She was one of the most prominent English poets of the Victorian era, popular in Britain and the United States during her lifetime.

Elizabeth’s volume Poems (1844) brought her great success, attracting the admiration of the writer Robert Browning. Their correspondence, courtship and marriage were carried out in secret, for fear of her father’s disapproval. Following the wedding she was indeed disinherited by her father.
The couple moved to Italy in 1846, where she would live for the rest of her life. They had one son, Robert Barrett Browning, whom they called Pen. She died in Florence in 1861.A collection of her last poems was published by her husband shortly after her death.
Elizabeth’s work had a major influence on prominent writers of the day, including the American poets Edgar Allan Poe and Emily Dickinson. She is remembered for such poems as “How Do I Love Thee?” (Sonnet 43, 1845) and Aurora Leigh (1856).

“What is genius but the power of expressing a new individuality?”
~Elizabeth Barrett Browning

 

For the Love of Longfellow

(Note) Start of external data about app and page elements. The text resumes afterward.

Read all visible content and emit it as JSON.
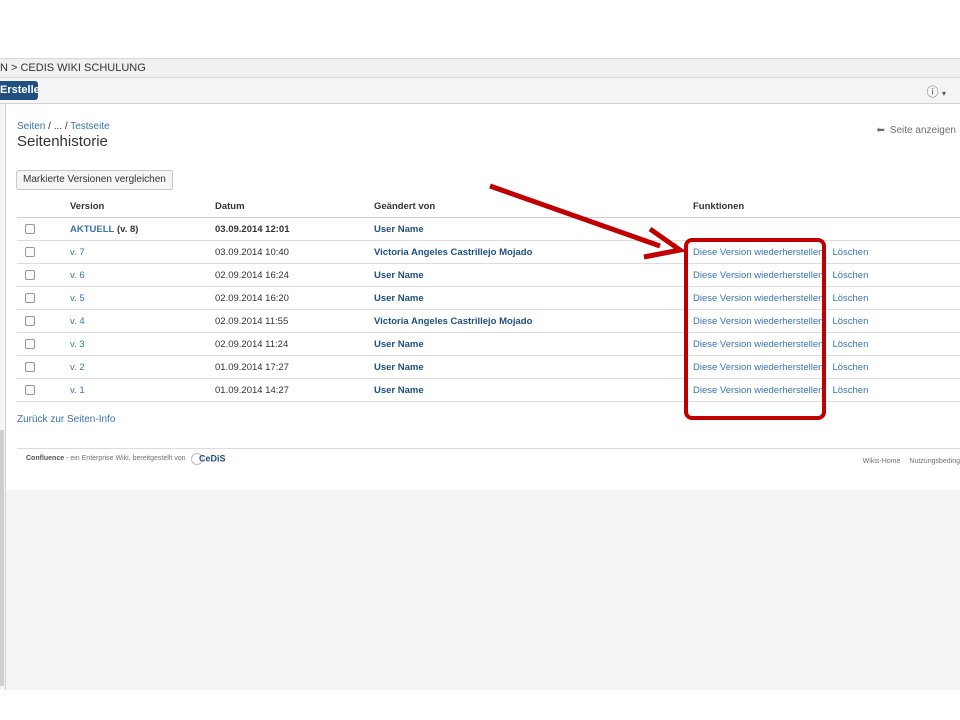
{
  "breadcrumb_bar": {
    "text": "N > CEDIS WIKI SCHULUNG"
  },
  "toolbar": {
    "create_label": "Erstellen",
    "help_icon": "help-icon"
  },
  "breadcrumb": {
    "root": "Seiten",
    "ellipsis": "...",
    "current": "Testseite",
    "separator": "/"
  },
  "page_title": "Seitenhistorie",
  "view_page_link": "Seite anzeigen",
  "compare_button": "Markierte Versionen vergleichen",
  "table": {
    "headers": {
      "version": "Version",
      "date": "Datum",
      "changed_by": "Geändert von",
      "functions": "Funktionen"
    },
    "current": {
      "label": "AKTUELL",
      "suffix": "(v. 8)",
      "date": "03.09.2014 12:01",
      "user": "User Name"
    },
    "rows": [
      {
        "version": "v. 7",
        "date": "03.09.2014 10:40",
        "user": "Victoria Angeles Castrillejo Mojado"
      },
      {
        "version": "v. 6",
        "date": "02.09.2014 16:24",
        "user": "User Name"
      },
      {
        "version": "v. 5",
        "date": "02.09.2014 16:20",
        "user": "User Name"
      },
      {
        "version": "v. 4",
        "date": "02.09.2014 11:55",
        "user": "Victoria Angeles Castrillejo Mojado"
      },
      {
        "version": "v. 3",
        "date": "02.09.2014 11:24",
        "user": "User Name"
      },
      {
        "version": "v. 2",
        "date": "01.09.2014 17:27",
        "user": "User Name"
      },
      {
        "version": "v. 1",
        "date": "01.09.2014 14:27",
        "user": "User Name"
      }
    ],
    "restore_label": "Diese Version wiederherstellen",
    "delete_label": "Löschen"
  },
  "back_link": "Zurück zur Seiten-Info",
  "footer": {
    "brand": "Confluence",
    "tagline": " - ein Enterprise Wiki, bereitgestellt von",
    "logo_text": "CeDiS",
    "links": [
      "Wikis-Home",
      "Nutzungsbeding"
    ]
  },
  "annotation": {
    "arrow_color": "#c00000",
    "box_color": "#c00000"
  }
}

“The love of learning, the sequestered nooks, And all the sweet serenity of books. “
hwlon
Born today in 1807:
Henry Wadsworth Longfellow
(February 27 – March 24, 1882)
An American poet and educator whose works include “Paul Revere’s Ride”, The Song of Hiawatha, and Evangeline. He was also the first American to translate Dante Alighieri’s Divine Comedy, and was one of the five Fireside Poets.

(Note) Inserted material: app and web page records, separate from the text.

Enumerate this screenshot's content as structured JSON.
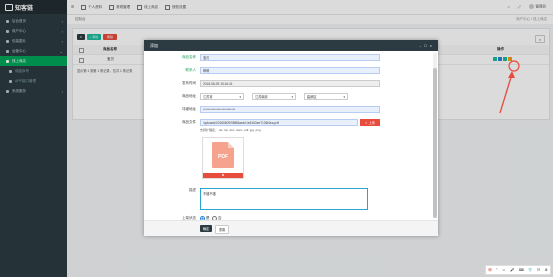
{
  "app": {
    "logo": "知客链"
  },
  "sidebar": {
    "items": [
      {
        "label": "后台首页"
      },
      {
        "label": "商户中心"
      },
      {
        "label": "包装图片"
      },
      {
        "label": "运营中心"
      },
      {
        "label": "线上商店"
      },
      {
        "label": "佣金序号"
      },
      {
        "label": "APP接口管理"
      },
      {
        "label": "系统服务"
      }
    ]
  },
  "topbar": {
    "menu": [
      "个人资料",
      "常规管理",
      "线上商店",
      "授权设置"
    ],
    "user": "管理员"
  },
  "tabbar": {
    "tab": "控制台",
    "breadcrumb": "商户中心 / 线上商店"
  },
  "list": {
    "buttons": {
      "refresh": "C",
      "add": "+ 添加",
      "delete": "删除"
    },
    "headers": {
      "name": "商品名称",
      "status": "状态",
      "actions": "操作"
    },
    "row_name": "宝贝",
    "pager": "显示第 1 到第 1 条记录，总共 1 条记录"
  },
  "modal": {
    "title": "添加",
    "controls": "- □ ×",
    "fields": {
      "name": {
        "label": "商品名称",
        "value": "宝贝"
      },
      "contact": {
        "label": "联系人",
        "value": "咻咻"
      },
      "time": {
        "label": "发布时间",
        "value": "2018-08-09 15:16:41"
      },
      "region": {
        "label": "商品地址",
        "province": "江苏省",
        "city": "江苏南京",
        "district": "建邺区"
      },
      "address": {
        "label": "详细地址",
        "value": "**************************"
      },
      "file": {
        "label": "商品文件",
        "value": "/uploads/20180809/95f88ae4e1e6163ee7136f4ea.pdf",
        "upload": "上传"
      },
      "hint": "支持扩展名：.rar .zip .doc .docx .pdf .jpg .png",
      "pdf_icon_text": "PDF",
      "pdf_delete": "✖",
      "desc": {
        "label": "描述",
        "value": "不错不错"
      },
      "status": {
        "label": "上架状态",
        "options": [
          "是",
          "否"
        ],
        "selected": "是"
      }
    },
    "footer": {
      "ok": "确定",
      "reset": "重置"
    }
  },
  "taskbar": {
    "items": [
      "中",
      "°",
      "☺",
      "🎤",
      "⌨",
      "👕",
      "☷",
      "⚙"
    ]
  },
  "colors": {
    "sidebar": "#2c3b41",
    "accent_green": "#18bc9c",
    "danger": "#e74c3c",
    "annotation_arrow": "#e74c3c"
  }
}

“Every man has his secret sorrows which the world knows not; and often times
we call a man cold when he is only sad.”

 

As the most widely known and best-loved American poet of his lifetime, Henry Wadsworth Longfellow achieved a level of national and international prominence previously unequaled in the literary history of the United States.

 

I adore Longfellow. I fell in love with his poignant yet beautiful poetry early on, and he has remained a favorite of mine. He has a way of mournfully telling you how wonderful life and love are, and someone it makes the meaning stick with a realness that is more lasting. A Psalm of Life was the first poem I ever committed to memory, every line enchanted me.

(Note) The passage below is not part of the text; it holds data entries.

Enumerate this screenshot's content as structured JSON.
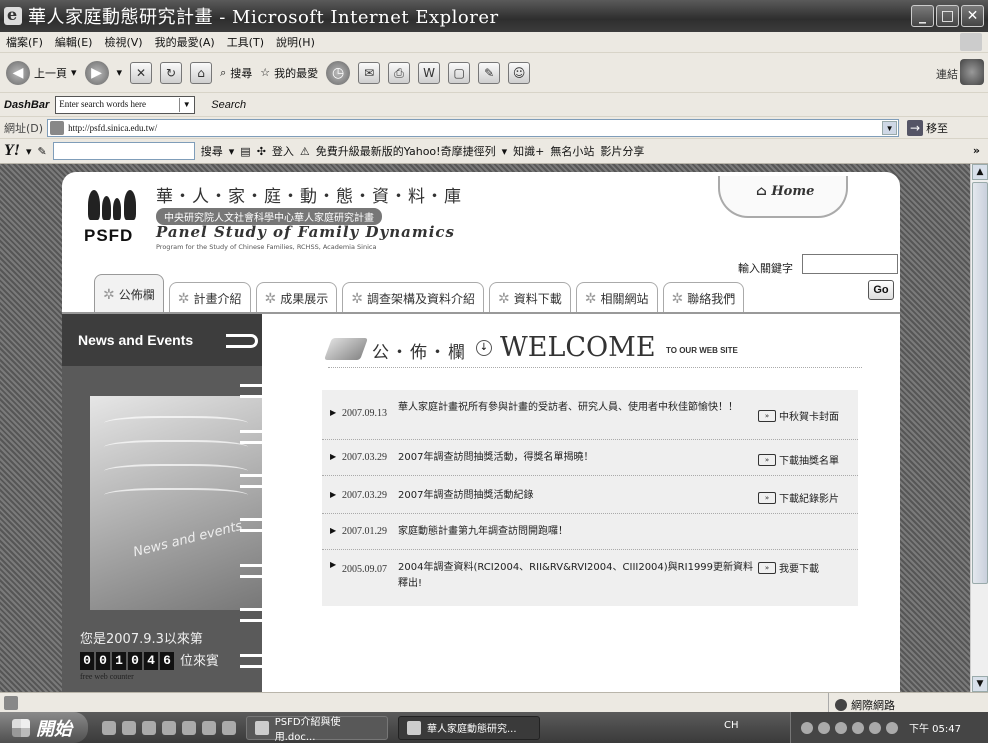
{
  "window": {
    "title": "華人家庭動態研究計畫 - Microsoft Internet Explorer",
    "buttons": [
      "_",
      "□",
      "✕"
    ]
  },
  "menu": [
    "檔案(F)",
    "編輯(E)",
    "檢視(V)",
    "我的最愛(A)",
    "工具(T)",
    "說明(H)"
  ],
  "toolbar": {
    "back": "上一頁",
    "search": "搜尋",
    "favorites": "我的最愛",
    "links": "連結"
  },
  "dashbar": {
    "label": "DashBar",
    "placeholder": "Enter search words here",
    "search": "Search"
  },
  "address": {
    "label": "網址(D)",
    "url": "http://psfd.sinica.edu.tw/",
    "go": "移至"
  },
  "yahoo": {
    "logo": "Y!",
    "search": "搜尋",
    "login": "登入",
    "promo": "免費升級最新版的Yahoo!奇摩捷徑列",
    "knowledge": "知識+",
    "mini": "無名小站",
    "video": "影片分享",
    "more": "»"
  },
  "site": {
    "title_cn": "華・人・家・庭・動・態・資・料・庫",
    "subtitle_cn": "中央研究院人文社會科學中心華人家庭研究計畫",
    "title_en": "Panel Study of Family Dynamics",
    "title_sub": "Program for the Study of Chinese Families, RCHSS, Academia Sinica",
    "logo": "PSFD",
    "home": "Home",
    "keyword_label": "輸入關鍵字",
    "go": "Go"
  },
  "tabs": [
    {
      "label": "公佈欄",
      "active": true
    },
    {
      "label": "計畫介紹"
    },
    {
      "label": "成果展示"
    },
    {
      "label": "調查架構及資料介紹"
    },
    {
      "label": "資料下載"
    },
    {
      "label": "相關網站"
    },
    {
      "label": "聯絡我們"
    }
  ],
  "sidebar": {
    "heading": "News and Events",
    "watermark": "News and events",
    "visit_pre": "您是2007.9.3以來第",
    "counter": [
      "0",
      "0",
      "1",
      "0",
      "4",
      "6"
    ],
    "visit_post": "位來賓",
    "counter_link": "free web counter"
  },
  "welcome": {
    "cn": "公・佈・欄",
    "en": "WELCOME",
    "site": "TO OUR WEB SITE"
  },
  "news": [
    {
      "date": "2007.09.13",
      "text": "華人家庭計畫祝所有參與計畫的受訪者、研究人員、使用者中秋佳節愉快！！",
      "action": "中秋賀卡封面"
    },
    {
      "date": "2007.03.29",
      "text": "2007年調查訪問抽獎活動，得獎名單揭曉！",
      "action": "下載抽獎名單"
    },
    {
      "date": "2007.03.29",
      "text": "2007年調查訪問抽獎活動紀錄",
      "action": "下載紀錄影片"
    },
    {
      "date": "2007.01.29",
      "text": "家庭動態計畫第九年調查訪問開跑囉！",
      "action": ""
    },
    {
      "date": "2005.09.07",
      "text": "2004年調查資料(RCI2004、RII&RV&RVI2004、CIII2004)與RI1999更新資料釋出!",
      "action": "我要下載"
    }
  ],
  "status": {
    "zone": "網際網路"
  },
  "taskbar": {
    "start": "開始",
    "tasks": [
      "PSFD介紹與使用.doc...",
      "華人家庭動態研究..."
    ],
    "lang": "CH",
    "clock": "下午 05:47"
  }
}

Afternoon in February

The day is ending,
The night is descending;
The marsh is frozen,
The river dead. 

Through clouds like ashes
The red sun flashes
On village windows
That glimmer red. 

The snow recommences;
The buried fences
Mark no longer
The road o'er the plain; 

While through the meadows,
Like fearful shadows,
Slowly passes
A funeral train. 

The bell is pealing,
And every feeling
Within me responds
To the dismal knell; 

Shadows are trailing,
My heart is bewailing
And tolling within
Like a funeral bell.

I end with a quote from my all time favorite:
“Let us, then, be up and doing, with a heart for any fate; still achieving,
still pursuing, learn to labor and to wait.”
Henry Wadsworth Longfellow

Book Love-Poem

Silhouette-Cupid
It is a day of love, and how better
to express that love, than with a love-poem:

for-the-love-of-books-valentines-contest

There is no Frigate like a Book

To take us Lands away
Nor any Coursers like a Page
Of prancing Poetry –
This Traverse may the poorest take
Without oppress of Toll –
How frugal is the Chariot

That bears the Human Soul –

~Emily Dickinson
Book-Week-Childhood-101Fun Fact: “There is No Frigate Like a Book” comes from a letter written in 1873, and was actually originally published in Volume I of her Letters (1894), not in a book of poems.